The San Francisco school board voted unanimously Tuesday night to remove a century-old policy requiring that Asian-American students attend an “oriental” school.
The decision was intended to officially strike from the books a rule passed in 1906 mandating that children of Chinese, Korean, and Japanese descent attend an “Oriental School” in San Francisco’s Chinatown.
The board’s resolution goes even further and includes a proposal to create a mural at a historic school to capture the district’s “progression from its early anti-Asian history,” and a challenge to schools to increase their instructional materials and books on Asian Americans.
“We don’t want this to just be a symbolic action,” Commissioner Emily M. Murase, one of the resolution’s co-authors, told NBC News. “We want to put some substance to it, which includes knowing about this history, knowing about Asian-American history.”
The measure requiring students of Asian descent to attend the segregated school was passed at a time of rising anti-Asian sentiment in California.
“We don’t want this to just be a symbolic action.
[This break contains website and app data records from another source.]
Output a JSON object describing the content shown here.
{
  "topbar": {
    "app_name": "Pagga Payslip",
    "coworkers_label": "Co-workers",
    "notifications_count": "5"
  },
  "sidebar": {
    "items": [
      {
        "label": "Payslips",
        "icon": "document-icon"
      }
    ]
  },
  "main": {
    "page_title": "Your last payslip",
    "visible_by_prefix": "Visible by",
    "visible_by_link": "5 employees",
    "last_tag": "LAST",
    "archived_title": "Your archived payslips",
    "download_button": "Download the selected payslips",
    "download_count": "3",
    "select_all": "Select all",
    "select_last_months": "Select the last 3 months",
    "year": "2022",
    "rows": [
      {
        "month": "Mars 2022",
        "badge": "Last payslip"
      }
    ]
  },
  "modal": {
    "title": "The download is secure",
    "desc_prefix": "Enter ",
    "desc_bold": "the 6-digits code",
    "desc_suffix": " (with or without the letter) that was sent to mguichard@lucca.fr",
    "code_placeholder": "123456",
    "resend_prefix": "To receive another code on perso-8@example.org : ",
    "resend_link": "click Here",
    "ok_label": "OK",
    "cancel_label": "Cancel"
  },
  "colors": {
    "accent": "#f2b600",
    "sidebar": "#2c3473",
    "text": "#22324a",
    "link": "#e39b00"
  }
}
We want to put some substance to it, which includes knowing about this history, knowing about Asian-American history.”
Earlier, Chinese who made San Francisco their home began experiencing discrimination at the hands of Californians, who were fearful of Chinese immigrant labor taking away jobs. That sparked a number of state measures aimed at Chinese immigrants, and in 1882 Congress passed the Chinese Exclusion Act, the first time in the country’s history that it restricted immigration based on race and class.
Along with other students of Asian descent, San Francisco’s Japanese students were forced to attend the segregated school, prompting Japan’s government to protest that the move violated U.S.-Japanese treaties, according to the San Francisco School Board. In 1907, President Theodore Roosevelt himself got involved and met in Washington, D.C. with San Francisco school board members and the city’s mayor.
What emerged in February that year was the Gentlemen’s Agreement, which in part led to the school board’s allowing Japanese children to enroll in San Francisco public schools with white students.
For Murase, who grew up attending K-12 public schools in San Francisco and is the board’s first Japanese-American member, the 1906 resolution really hit home.
“I would have been in one of those seats in a classroom in a school here in San Francisco and plucked out with the passage of [that] board action,” she said.
While Japanese were integrated into schools with whites, other Asians were still relegated to the Oriental School, which was renamed in 1924 after Commodore Robert F. Stockton, who captured California during the Mexican-American War. In 1998, the school changed names again to Gordon J. Lau Elementary School, honoring the first Asian-American member elected to the San Francisco Board of Supervisors.
“I would have been in one of those seats in a classroom in a school here in San Francisco and plucked out with the passage of [that] board action.”
Over the years, the city’s school board has enacted many non-discrimination policies, Murase said, including serving as a sanctuary district for undocumented students.
Today, more than 40 percent of San Francisco’s public school children are Asian American, according to the board's resolution.
“We have been very committed to inclusiveness and diversity,” Murase said.
For the board, repealing the resolution from 111 years ago was one more step in that direction.
“In practice, the school board reversed its policy excluding Japanese kids, but just the Japanese kids,” Murase said. “The point of my resolution tonight is to rescind that school board action altogether, whether it’s Japanese, Korean or Chinese.”